Some private researchers, however, are questioning the magnitude of the drop. “It’s very clear the undocumented population basically stopped growing after 2006,” said Jeffrey Passel, a demographer with the nonpartisan Pew Hispanic Center. “It’s plausible that the numbers have gotten smaller. But the way that they’re measuring it, if you compare this estimate with the one two years ago, it overstates the degree of decline.”
Twice over the past two years, Passel said, the U.S. Census Bureau has changed the way it measures immigration in its annual population surveys. Since nearly all estimates of the unauthorized immigrant population rely on census survey numbers, these changes might have distorted the results. The authors of the government estimates could not be reached for comment Tuesday.
The report cautioned that changes made to the census survey could have affected the results. The report, produced annually since 2005, is the government’s official tabulation of immigrants living here illegally.
Most researchers agree that no matter the size of the population, which is notoriously hard to measure, the rate of illegal immigration dropped sharply during the recession.
They disagree, however, on the causes. “The number of new undocumented immigrants coming in has plummeted,” Passel said.

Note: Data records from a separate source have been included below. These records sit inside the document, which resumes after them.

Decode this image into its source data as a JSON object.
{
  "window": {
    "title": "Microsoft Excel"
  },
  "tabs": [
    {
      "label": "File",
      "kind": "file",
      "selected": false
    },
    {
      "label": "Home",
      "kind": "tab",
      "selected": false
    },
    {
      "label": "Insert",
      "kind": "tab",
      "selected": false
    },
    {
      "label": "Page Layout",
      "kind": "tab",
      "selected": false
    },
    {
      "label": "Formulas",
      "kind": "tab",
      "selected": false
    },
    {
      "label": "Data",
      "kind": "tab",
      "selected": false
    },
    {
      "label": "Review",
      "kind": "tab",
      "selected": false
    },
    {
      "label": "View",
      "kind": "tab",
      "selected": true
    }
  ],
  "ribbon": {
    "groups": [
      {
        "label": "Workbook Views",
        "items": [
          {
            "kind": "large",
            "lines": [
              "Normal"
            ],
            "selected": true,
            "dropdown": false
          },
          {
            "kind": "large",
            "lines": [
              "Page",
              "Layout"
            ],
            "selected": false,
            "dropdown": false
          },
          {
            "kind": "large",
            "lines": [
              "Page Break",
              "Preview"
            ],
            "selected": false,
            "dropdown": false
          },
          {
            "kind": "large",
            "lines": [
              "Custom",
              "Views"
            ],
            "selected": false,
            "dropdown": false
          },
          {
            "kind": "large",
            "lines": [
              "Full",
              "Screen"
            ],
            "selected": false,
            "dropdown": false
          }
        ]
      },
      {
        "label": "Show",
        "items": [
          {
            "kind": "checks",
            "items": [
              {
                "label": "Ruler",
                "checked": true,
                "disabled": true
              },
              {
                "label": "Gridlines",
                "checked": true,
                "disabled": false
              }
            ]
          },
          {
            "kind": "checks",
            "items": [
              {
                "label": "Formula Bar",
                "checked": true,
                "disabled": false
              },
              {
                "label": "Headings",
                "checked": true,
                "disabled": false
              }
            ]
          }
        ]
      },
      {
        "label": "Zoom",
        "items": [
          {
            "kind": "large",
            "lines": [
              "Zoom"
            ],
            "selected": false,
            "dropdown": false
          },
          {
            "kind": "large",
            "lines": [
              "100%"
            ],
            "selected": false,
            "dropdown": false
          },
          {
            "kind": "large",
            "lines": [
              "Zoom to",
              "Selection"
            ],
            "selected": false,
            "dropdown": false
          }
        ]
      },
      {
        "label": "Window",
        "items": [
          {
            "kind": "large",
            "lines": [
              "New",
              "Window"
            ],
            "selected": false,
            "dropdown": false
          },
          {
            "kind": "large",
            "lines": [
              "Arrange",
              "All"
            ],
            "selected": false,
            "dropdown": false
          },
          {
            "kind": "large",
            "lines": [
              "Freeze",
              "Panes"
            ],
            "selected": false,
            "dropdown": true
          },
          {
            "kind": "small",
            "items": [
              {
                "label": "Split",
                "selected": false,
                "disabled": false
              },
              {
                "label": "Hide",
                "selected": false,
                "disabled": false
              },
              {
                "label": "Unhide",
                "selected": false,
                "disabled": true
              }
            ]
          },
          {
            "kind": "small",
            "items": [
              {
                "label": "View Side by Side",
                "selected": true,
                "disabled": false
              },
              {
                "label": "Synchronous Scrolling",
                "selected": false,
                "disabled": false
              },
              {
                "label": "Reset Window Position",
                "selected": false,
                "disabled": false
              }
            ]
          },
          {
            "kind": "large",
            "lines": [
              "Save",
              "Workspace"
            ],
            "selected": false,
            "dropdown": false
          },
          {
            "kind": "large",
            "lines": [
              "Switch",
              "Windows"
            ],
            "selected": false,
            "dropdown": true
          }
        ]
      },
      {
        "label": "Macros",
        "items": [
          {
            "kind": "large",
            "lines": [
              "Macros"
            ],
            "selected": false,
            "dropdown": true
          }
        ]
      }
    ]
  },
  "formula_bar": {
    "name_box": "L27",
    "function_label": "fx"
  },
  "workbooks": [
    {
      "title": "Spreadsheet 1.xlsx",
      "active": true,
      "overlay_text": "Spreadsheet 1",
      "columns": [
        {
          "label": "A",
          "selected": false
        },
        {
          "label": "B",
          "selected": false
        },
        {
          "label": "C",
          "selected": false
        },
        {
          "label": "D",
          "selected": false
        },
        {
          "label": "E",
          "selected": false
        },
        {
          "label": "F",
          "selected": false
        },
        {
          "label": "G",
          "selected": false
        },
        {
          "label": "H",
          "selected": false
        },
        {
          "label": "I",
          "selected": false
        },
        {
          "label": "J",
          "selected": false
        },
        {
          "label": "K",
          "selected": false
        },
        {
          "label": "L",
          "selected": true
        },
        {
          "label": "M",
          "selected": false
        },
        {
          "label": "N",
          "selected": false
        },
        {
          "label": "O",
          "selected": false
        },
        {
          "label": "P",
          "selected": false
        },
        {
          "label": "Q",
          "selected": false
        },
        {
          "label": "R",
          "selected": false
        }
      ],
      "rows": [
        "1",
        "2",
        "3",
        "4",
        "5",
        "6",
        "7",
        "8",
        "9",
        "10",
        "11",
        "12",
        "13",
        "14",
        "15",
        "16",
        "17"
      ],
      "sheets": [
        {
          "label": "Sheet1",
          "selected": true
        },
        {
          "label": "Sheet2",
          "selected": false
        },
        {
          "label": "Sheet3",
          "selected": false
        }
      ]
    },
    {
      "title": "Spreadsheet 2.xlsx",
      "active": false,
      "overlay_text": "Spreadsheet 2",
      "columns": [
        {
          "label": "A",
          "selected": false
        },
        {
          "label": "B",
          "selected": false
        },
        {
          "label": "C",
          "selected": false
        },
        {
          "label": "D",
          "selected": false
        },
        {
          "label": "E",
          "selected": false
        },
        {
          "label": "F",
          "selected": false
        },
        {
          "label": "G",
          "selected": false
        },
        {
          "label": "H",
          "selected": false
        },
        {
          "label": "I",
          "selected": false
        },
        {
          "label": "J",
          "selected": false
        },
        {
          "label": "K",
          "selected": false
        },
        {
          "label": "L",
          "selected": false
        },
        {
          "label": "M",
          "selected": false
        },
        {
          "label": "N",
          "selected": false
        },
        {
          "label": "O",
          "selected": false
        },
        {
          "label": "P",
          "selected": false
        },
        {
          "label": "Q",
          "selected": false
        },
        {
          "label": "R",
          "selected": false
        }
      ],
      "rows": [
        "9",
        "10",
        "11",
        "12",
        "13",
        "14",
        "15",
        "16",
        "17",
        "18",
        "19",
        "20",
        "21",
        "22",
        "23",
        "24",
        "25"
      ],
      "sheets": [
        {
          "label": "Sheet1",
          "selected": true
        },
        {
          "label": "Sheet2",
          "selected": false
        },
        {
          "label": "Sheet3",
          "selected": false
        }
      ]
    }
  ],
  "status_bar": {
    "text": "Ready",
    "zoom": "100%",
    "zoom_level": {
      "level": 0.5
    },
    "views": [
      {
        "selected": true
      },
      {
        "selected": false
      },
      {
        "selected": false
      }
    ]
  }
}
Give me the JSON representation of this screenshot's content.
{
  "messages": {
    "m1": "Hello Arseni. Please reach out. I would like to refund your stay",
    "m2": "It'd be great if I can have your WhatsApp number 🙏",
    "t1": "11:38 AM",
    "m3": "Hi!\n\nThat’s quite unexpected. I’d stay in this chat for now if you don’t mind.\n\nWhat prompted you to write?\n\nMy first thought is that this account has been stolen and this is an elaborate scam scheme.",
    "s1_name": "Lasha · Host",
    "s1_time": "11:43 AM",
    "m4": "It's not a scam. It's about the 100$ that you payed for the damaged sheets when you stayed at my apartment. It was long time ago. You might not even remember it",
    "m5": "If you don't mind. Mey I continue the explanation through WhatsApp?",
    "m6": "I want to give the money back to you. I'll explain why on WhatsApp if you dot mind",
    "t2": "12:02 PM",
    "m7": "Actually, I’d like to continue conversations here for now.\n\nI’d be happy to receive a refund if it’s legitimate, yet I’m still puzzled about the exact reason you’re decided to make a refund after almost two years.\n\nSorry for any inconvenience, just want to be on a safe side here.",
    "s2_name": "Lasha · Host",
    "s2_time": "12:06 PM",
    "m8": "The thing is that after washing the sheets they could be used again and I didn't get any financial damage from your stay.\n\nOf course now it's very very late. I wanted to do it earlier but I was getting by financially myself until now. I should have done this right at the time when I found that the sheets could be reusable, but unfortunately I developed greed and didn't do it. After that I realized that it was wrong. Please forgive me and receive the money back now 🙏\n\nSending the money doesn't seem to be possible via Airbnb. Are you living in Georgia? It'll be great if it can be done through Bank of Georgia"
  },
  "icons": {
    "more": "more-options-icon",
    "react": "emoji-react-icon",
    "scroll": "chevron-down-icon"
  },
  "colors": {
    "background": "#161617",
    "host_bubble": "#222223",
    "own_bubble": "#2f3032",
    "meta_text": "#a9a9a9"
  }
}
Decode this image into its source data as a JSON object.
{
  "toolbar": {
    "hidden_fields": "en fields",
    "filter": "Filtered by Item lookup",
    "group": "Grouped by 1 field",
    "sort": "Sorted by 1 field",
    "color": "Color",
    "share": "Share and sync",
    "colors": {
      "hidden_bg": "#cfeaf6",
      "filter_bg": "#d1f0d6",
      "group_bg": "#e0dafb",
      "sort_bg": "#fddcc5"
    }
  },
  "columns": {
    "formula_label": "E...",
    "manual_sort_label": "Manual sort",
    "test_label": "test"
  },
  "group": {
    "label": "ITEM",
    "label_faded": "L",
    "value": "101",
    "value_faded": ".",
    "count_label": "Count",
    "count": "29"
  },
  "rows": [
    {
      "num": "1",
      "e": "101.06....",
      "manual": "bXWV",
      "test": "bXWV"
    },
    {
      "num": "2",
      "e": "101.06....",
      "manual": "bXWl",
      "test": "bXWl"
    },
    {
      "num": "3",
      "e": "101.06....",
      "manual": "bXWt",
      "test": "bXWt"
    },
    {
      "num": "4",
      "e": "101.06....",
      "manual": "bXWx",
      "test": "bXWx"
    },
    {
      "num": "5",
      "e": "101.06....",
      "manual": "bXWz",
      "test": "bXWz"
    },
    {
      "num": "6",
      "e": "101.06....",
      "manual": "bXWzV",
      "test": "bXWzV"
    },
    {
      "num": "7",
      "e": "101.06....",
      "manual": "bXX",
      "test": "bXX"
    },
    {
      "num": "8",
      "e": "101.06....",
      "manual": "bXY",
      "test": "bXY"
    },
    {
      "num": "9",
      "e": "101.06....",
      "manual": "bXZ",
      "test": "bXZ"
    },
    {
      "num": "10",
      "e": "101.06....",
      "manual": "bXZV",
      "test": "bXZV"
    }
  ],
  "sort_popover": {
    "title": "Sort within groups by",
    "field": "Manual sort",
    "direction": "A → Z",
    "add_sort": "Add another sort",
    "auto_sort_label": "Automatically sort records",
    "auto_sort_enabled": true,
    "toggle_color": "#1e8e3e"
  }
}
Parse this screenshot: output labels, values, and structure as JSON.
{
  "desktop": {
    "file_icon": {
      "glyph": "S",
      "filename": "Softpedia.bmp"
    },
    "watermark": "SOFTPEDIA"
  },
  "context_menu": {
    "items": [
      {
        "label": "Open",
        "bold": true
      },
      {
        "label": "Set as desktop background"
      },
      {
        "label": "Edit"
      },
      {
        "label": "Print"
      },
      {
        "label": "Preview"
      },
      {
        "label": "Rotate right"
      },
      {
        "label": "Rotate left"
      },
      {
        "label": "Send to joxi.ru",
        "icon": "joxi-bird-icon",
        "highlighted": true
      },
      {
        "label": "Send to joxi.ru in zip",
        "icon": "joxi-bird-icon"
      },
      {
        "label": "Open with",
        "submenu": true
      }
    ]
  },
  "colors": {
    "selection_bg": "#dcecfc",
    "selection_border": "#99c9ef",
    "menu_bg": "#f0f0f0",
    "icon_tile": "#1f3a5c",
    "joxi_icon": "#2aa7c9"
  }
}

Other researchers conclude that the drop is not because fewer illegal immigrants are coming in, but because more are leaving. “The illegal population is falling significantly,” said Steve Camarota of the Center for Immigration Studies, which advocates reducing immigration. “The only way for that to happen is for a lot more people to be going home.”
The government demographers reached the same exact estimate — 10.8 million illegal immigrants nationwide — that Camarota concluded in his demographic study last year. But while most researchers cite the recession as the cause for the decline, Camarota said border enforcement plays an important part. “The decline in the population begins before the economy turns down,” he said. “That suggests that, at least initially, it’s because of the stepped-up enforcement that increased during the end of the Bush administration.”
Other analysts disagree, saying that slower migration flows are a worldwide trend associated with the economic downturn. “It’s really driven by fewer people coming in,” said Jeanne Batalova, a researcher with the Migration Policy Institute based in Washington, D.C. “People are staying put wherever they are. They are less likely to migrate, but if they’re already in the country, the preferred destination, they will do their best to stay and weather the storm. That’s particularly the case for undocumented immigrants.”
There are no estimates of how the population of unauthorized immigrants has changed in the first year of the Obama administration, but demographers are likely to begin guessing later this year when the Census Bureau releases new population estimates for 2009.